1. The opening drive
Stanford's best drive was their first, moving the ball 64 yards on 12 plays, eating up 6:27 worth of clock. While it's disheartening that the offense went effectively an entire game after this drive without producing anything, we caught a glimpse of how talented this team really is. Mixing runs and passes, and showing the most creativity you would see all day, Stanford carved up the Northwestern D before a few questionable playcalls killed the drive in the red zone.

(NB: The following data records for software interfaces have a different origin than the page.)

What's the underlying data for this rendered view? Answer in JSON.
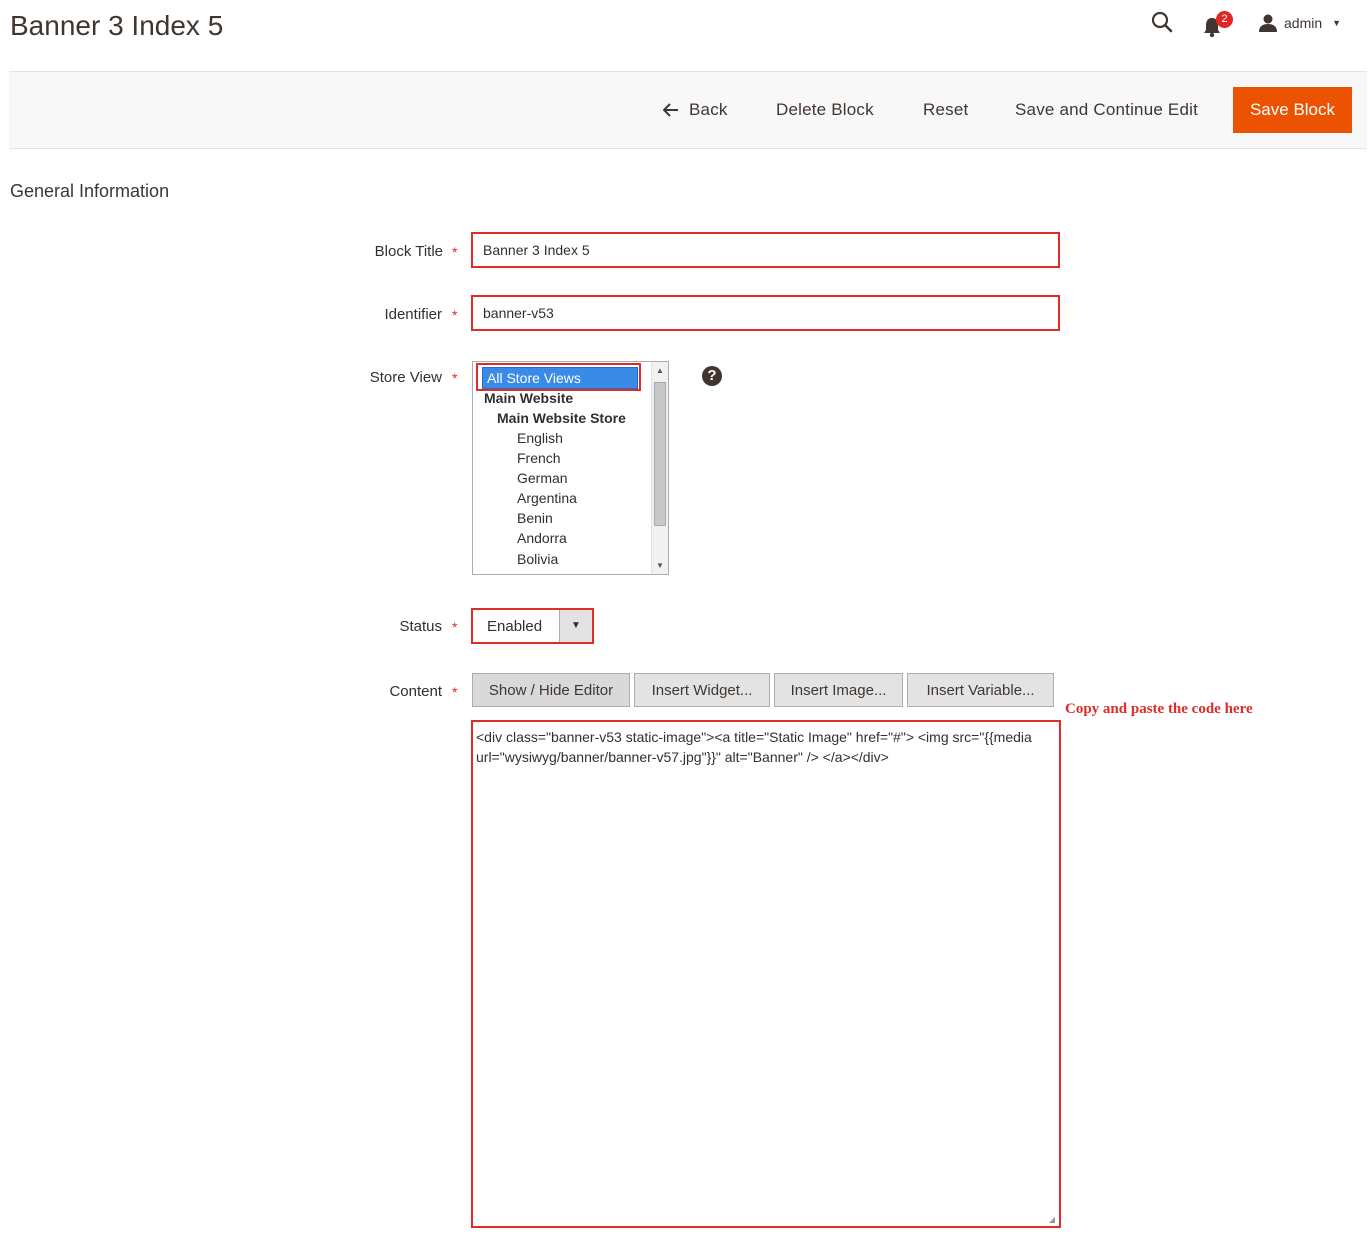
{
  "page": {
    "title": "Banner 3 Index 5"
  },
  "header": {
    "notifications_count": "2",
    "user_name": "admin"
  },
  "toolbar": {
    "back_label": "Back",
    "delete_label": "Delete Block",
    "reset_label": "Reset",
    "save_continue_label": "Save and Continue Edit",
    "save_label": "Save Block"
  },
  "section": {
    "title": "General Information"
  },
  "form": {
    "block_title": {
      "label": "Block Title",
      "value": "Banner 3 Index 5"
    },
    "identifier": {
      "label": "Identifier",
      "value": "banner-v53"
    },
    "store_view": {
      "label": "Store View",
      "options": [
        "All Store Views",
        "Main Website",
        "Main Website Store",
        "English",
        "French",
        "German",
        "Argentina",
        "Benin",
        "Andorra",
        "Bolivia"
      ],
      "selected": "All Store Views"
    },
    "status": {
      "label": "Status",
      "value": "Enabled"
    },
    "content": {
      "label": "Content",
      "buttons": {
        "show_hide": "Show / Hide Editor",
        "insert_widget": "Insert Widget...",
        "insert_image": "Insert Image...",
        "insert_variable": "Insert Variable..."
      },
      "value": "<div class=\"banner-v53 static-image\"><a title=\"Static Image\" href=\"#\"> <img src=\"{{media url=\"wysiwyg/banner/banner-v57.jpg\"}}\" alt=\"Banner\" /> </a></div>"
    }
  },
  "annotation": {
    "text": "Copy and paste the code here"
  },
  "colors": {
    "accent": "#eb5202",
    "highlight": "#e02b27",
    "selection": "#3a8be8"
  }
}
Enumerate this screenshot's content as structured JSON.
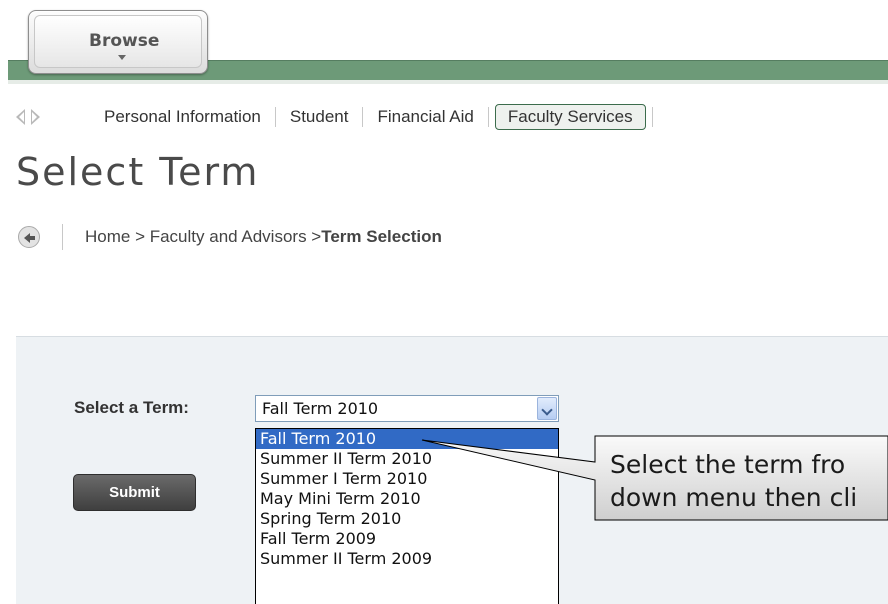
{
  "header": {
    "browse_label": "Browse"
  },
  "nav": {
    "items": [
      {
        "label": "Personal Information"
      },
      {
        "label": "Student"
      },
      {
        "label": "Financial Aid"
      },
      {
        "label": "Faculty Services"
      }
    ]
  },
  "page": {
    "title": "Select Term"
  },
  "breadcrumb": {
    "path": "Home > Faculty and Advisors > ",
    "current": "Term Selection"
  },
  "form": {
    "term_label": "Select a Term:",
    "selected_term": "Fall Term 2010",
    "submit_label": "Submit",
    "options": [
      "Fall Term 2010",
      "Summer II Term 2010",
      "Summer I Term 2010",
      "May Mini Term 2010",
      "Spring Term 2010",
      "Fall Term 2009",
      "Summer II Term 2009"
    ]
  },
  "callout": {
    "line1": "Select the term fro",
    "line2": "down menu then cli"
  },
  "colors": {
    "green_bar": "#6d9a78",
    "selected_option": "#316ac5"
  }
}
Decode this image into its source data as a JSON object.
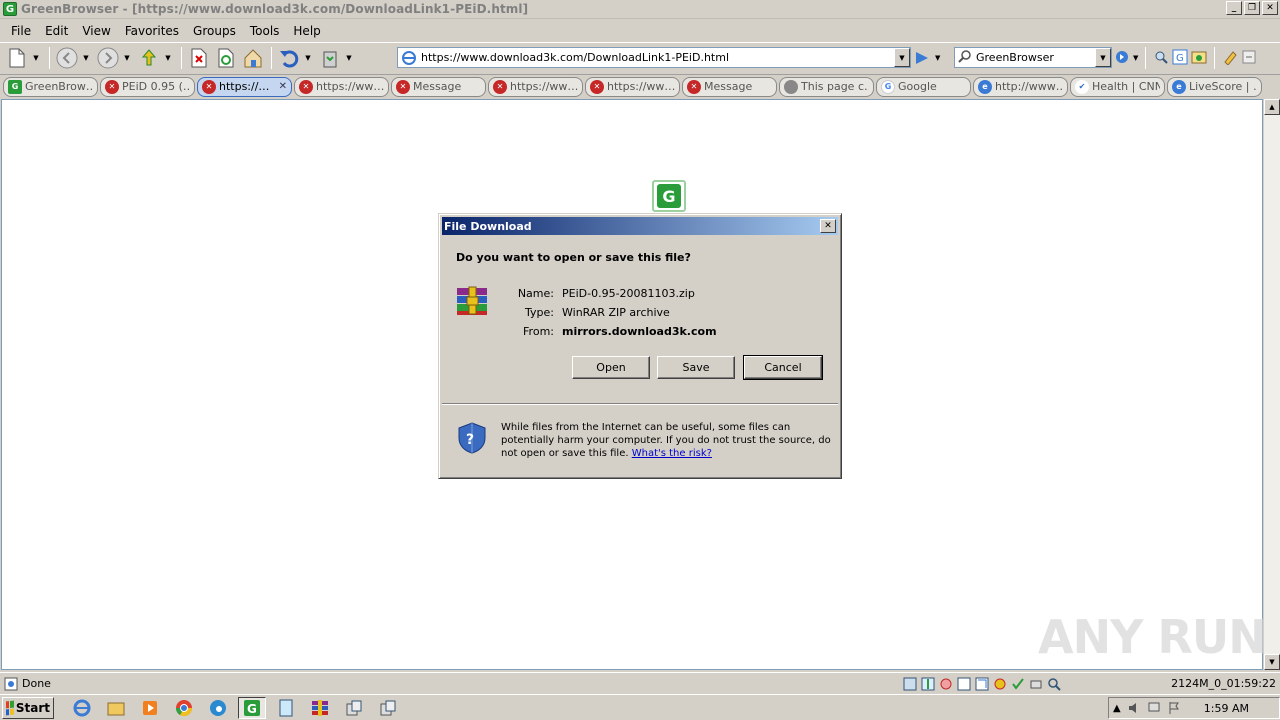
{
  "window": {
    "title": "GreenBrowser - [https://www.download3k.com/DownloadLink1-PEiD.html]"
  },
  "menu": [
    "File",
    "Edit",
    "View",
    "Favorites",
    "Groups",
    "Tools",
    "Help"
  ],
  "address": {
    "url": "https://www.download3k.com/DownloadLink1-PEiD.html"
  },
  "search": {
    "value": "GreenBrowser"
  },
  "tabs": [
    {
      "label": "GreenBrow…",
      "icon": "green"
    },
    {
      "label": "PEiD 0.95 (…",
      "icon": "err"
    },
    {
      "label": "https://…",
      "icon": "err",
      "active": true
    },
    {
      "label": "https://ww…",
      "icon": "err"
    },
    {
      "label": "Message",
      "icon": "err"
    },
    {
      "label": "https://ww…",
      "icon": "err"
    },
    {
      "label": "https://ww…",
      "icon": "err"
    },
    {
      "label": "Message",
      "icon": "err"
    },
    {
      "label": "This page c…",
      "icon": "apple"
    },
    {
      "label": "Google",
      "icon": "goog"
    },
    {
      "label": "http://www…",
      "icon": "ie"
    },
    {
      "label": "Health | CNN",
      "icon": "check"
    },
    {
      "label": "LiveScore | …",
      "icon": "ie"
    }
  ],
  "dialog": {
    "title": "File Download",
    "question": "Do you want to open or save this file?",
    "name_label": "Name:",
    "name_value": "PEiD-0.95-20081103.zip",
    "type_label": "Type:",
    "type_value": "WinRAR ZIP archive",
    "from_label": "From:",
    "from_value": "mirrors.download3k.com",
    "open_label": "Open",
    "save_label": "Save",
    "cancel_label": "Cancel",
    "warning_text": "While files from the Internet can be useful, some files can potentially harm your computer. If you do not trust the source, do not open or save this file.",
    "risk_link": "What's the risk?"
  },
  "status": {
    "text": "Done",
    "right_text": "2124M_0_01:59:22"
  },
  "taskbar": {
    "start_label": "Start",
    "clock": "1:59 AM"
  },
  "watermark": {
    "text": "ANY RUN"
  }
}
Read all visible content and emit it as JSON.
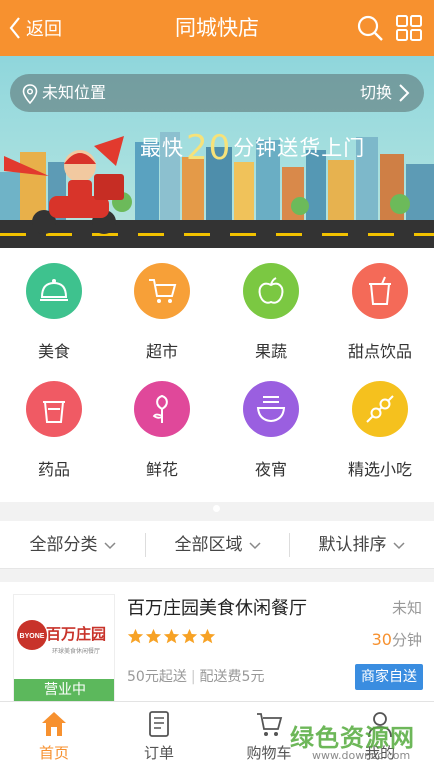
{
  "header": {
    "back_label": "返回",
    "title": "同城快店",
    "icons": [
      "search-icon",
      "grid-menu-icon"
    ],
    "color": "#f7912f"
  },
  "banner": {
    "location": "未知位置",
    "switch_label": "切换",
    "slogan_prefix": "最快",
    "slogan_number": "20",
    "slogan_suffix": "分钟送货上门"
  },
  "categories": [
    {
      "label": "美食",
      "icon": "food-cloche-icon",
      "color": "#3ec28e"
    },
    {
      "label": "超市",
      "icon": "shopping-cart-icon",
      "color": "#f7a038"
    },
    {
      "label": "果蔬",
      "icon": "apple-icon",
      "color": "#7bc842"
    },
    {
      "label": "甜点饮品",
      "icon": "drink-cup-icon",
      "color": "#f46a58"
    },
    {
      "label": "药品",
      "icon": "medicine-cup-icon",
      "color": "#f05a64"
    },
    {
      "label": "鲜花",
      "icon": "rose-icon",
      "color": "#e0489a"
    },
    {
      "label": "夜宵",
      "icon": "noodle-bowl-icon",
      "color": "#9a5fe0"
    },
    {
      "label": "精选小吃",
      "icon": "skewer-icon",
      "color": "#f5c11e"
    }
  ],
  "filters": {
    "category": "全部分类",
    "area": "全部区域",
    "sort": "默认排序"
  },
  "shop": {
    "name": "百万庄园美食休闲餐厅",
    "distance": "未知",
    "time_value": "30",
    "time_unit": "分钟",
    "min_order": "50元起送",
    "delivery_fee": "配送费5元",
    "delivery_tag": "商家自送",
    "status": "营业中",
    "rating_stars": 5,
    "logo_brand": "BYONE",
    "logo_name": "百万庄园",
    "logo_sub": "环球美食休闲餐厅"
  },
  "tabbar": {
    "items": [
      {
        "label": "首页",
        "icon": "home-icon",
        "active": true
      },
      {
        "label": "订单",
        "icon": "order-list-icon",
        "active": false
      },
      {
        "label": "购物车",
        "icon": "cart-icon",
        "active": false
      },
      {
        "label": "我的",
        "icon": "user-icon",
        "active": false
      }
    ]
  },
  "watermark": {
    "title": "绿色资源网",
    "url": "www.downcc.com"
  }
}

It's important to note that opening drives are normally scripted. Stanford has shown a propensity to move the ball on these precalled plays early in the game, only to struggle once the playcalling is on the spot (think 2014 vs. Utah). If the coaching staff can learn this easy lesson and stay creative for 60 minutes, the sky is the limit.
2. Missed Opportunities
While it's frustrating to imagine how this game goes without these missed opportunities, it's encouraging to think of how easily this game could be won should the Cardinal convert their chances.
Prior to Northwestern's first field goal, Kodi Whitfield (who impressed all day) dropped a potential interception. Should he make this play, the Cardinal are likely in a one score game on their final drive. On the lone touchdown of the day, sophomore linebacker Jordan Perez missed his assignment, allowing Northwestern quarterback Clayton Thorson to scamper 42 yards for the score. If either of these plays are made, the Cardinal likely have a shot to win on their final drive, instead of hurrying to make up the two score deficit. There were numerous other lapses defensively, many of which are unlikely to happen again. The secondary dropped a few easy picks and gave up a few key third down conversions. A play here or a play there, and Stanford is right back in it.
Offensively, the Cardinal had numerous drops as well. Rector's missed catch stands out most, mainly because it would likely result in a score. Dalton Schultz also dropped a catchable ball, and Francis Owusu played a game to forget. These early season mistakes are unlikely to continue as the season wears on, and the impact of a single play being made can alter the entire game.
Of course, you can always make the argument for the other side. That said, I think Stanford committed more important and frequent fixable mistakes than Northwestern.
3. The potential
Going along with the missed opportunities is the misuse of the coaching staff. Yes, Shaw is stubborn, and yes, this might go on for far too long. But, the potential of this team, specifically the offense might be the greatest it's ever been. From a running back who might be the best athlete the school has seen in a decade, to a quarterback who has been to two Rose Bowls, the offense is teeming with talent. Sooner or later, the, this will be unleashed.
Here's to hoping it's Week 2.